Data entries
--------------------

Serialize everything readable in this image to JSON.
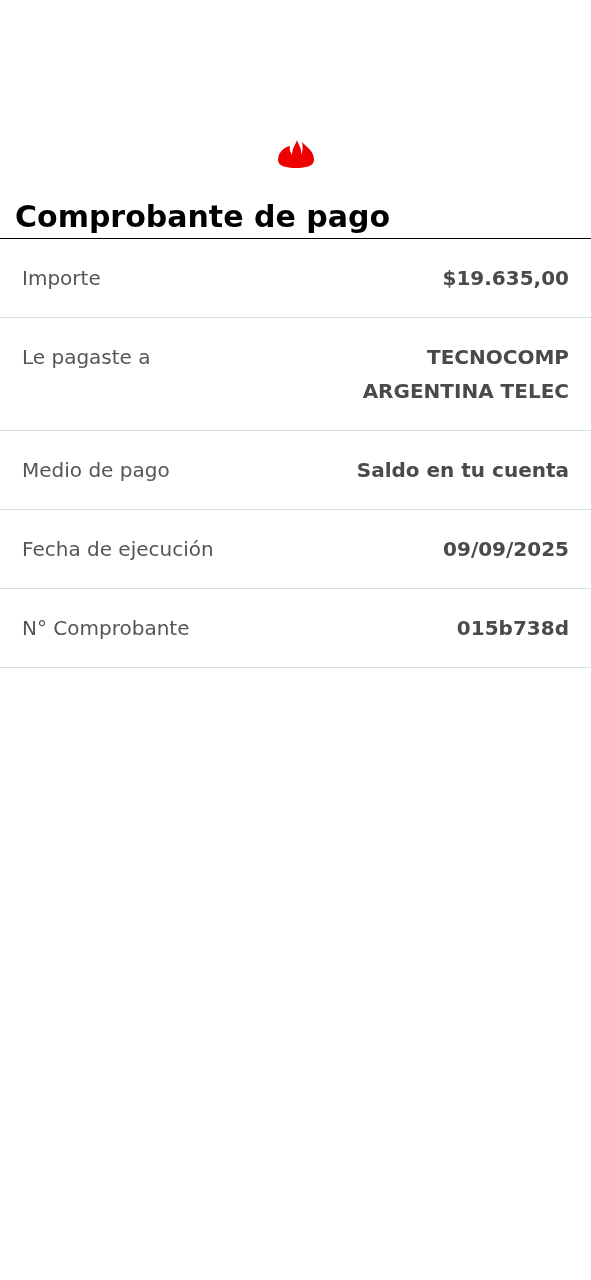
{
  "title": "Comprobante de pago",
  "rows": [
    {
      "label": "Importe",
      "value": "$19.635,00"
    },
    {
      "label": "Le pagaste a",
      "value": "TECNOCOMP ARGENTINA TELEC"
    },
    {
      "label": "Medio de pago",
      "value": "Saldo en tu cuenta"
    },
    {
      "label": "Fecha de ejecución",
      "value": "09/09/2025"
    },
    {
      "label": "N° Comprobante",
      "value": "015b738d"
    }
  ]
}
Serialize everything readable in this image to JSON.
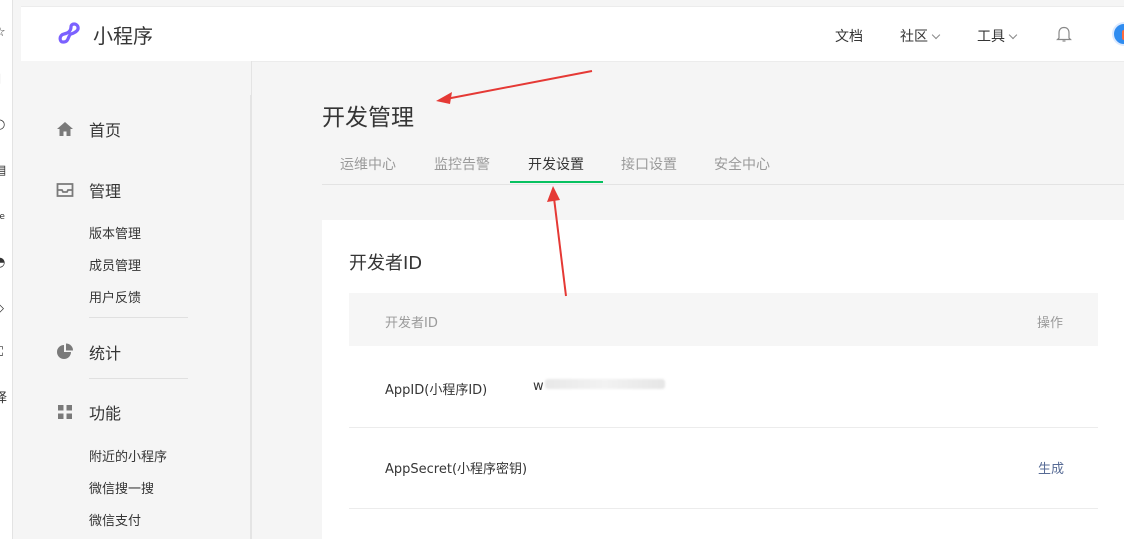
{
  "browser_strip": {
    "icons": [
      "star-icon",
      "tablet-icon",
      "search-icon",
      "calendar-icon",
      "live-icon",
      "clock-icon",
      "clipboard-icon",
      "cart-icon",
      "translate-icon"
    ],
    "partial_glyphs": [
      "☆",
      "◻",
      "○",
      "▤",
      "ve",
      "◔",
      "◇",
      "⛶",
      "译"
    ]
  },
  "header": {
    "brand": "小程序",
    "nav": {
      "docs": "文档",
      "community": "社区",
      "tools": "工具"
    }
  },
  "sidebar": {
    "home": "首页",
    "manage": "管理",
    "manage_items": [
      "版本管理",
      "成员管理",
      "用户反馈"
    ],
    "stats": "统计",
    "features": "功能",
    "feature_items": [
      "附近的小程序",
      "微信搜一搜",
      "微信支付"
    ]
  },
  "main": {
    "title": "开发管理",
    "tabs": [
      "运维中心",
      "监控告警",
      "开发设置",
      "接口设置",
      "安全中心"
    ],
    "active_tab": "开发设置"
  },
  "developer_id": {
    "section_title": "开发者ID",
    "columns": {
      "name": "开发者ID",
      "action": "操作"
    },
    "rows": [
      {
        "label": "AppID(小程序ID)",
        "value": "w",
        "action": ""
      },
      {
        "label": "AppSecret(小程序密钥)",
        "value": "",
        "action": "生成"
      }
    ]
  },
  "colors": {
    "accent_green": "#07c160",
    "link_blue": "#576b95",
    "annotation_red": "#e53935"
  }
}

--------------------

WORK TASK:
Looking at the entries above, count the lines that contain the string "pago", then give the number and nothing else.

SOLUTION BELOW:
2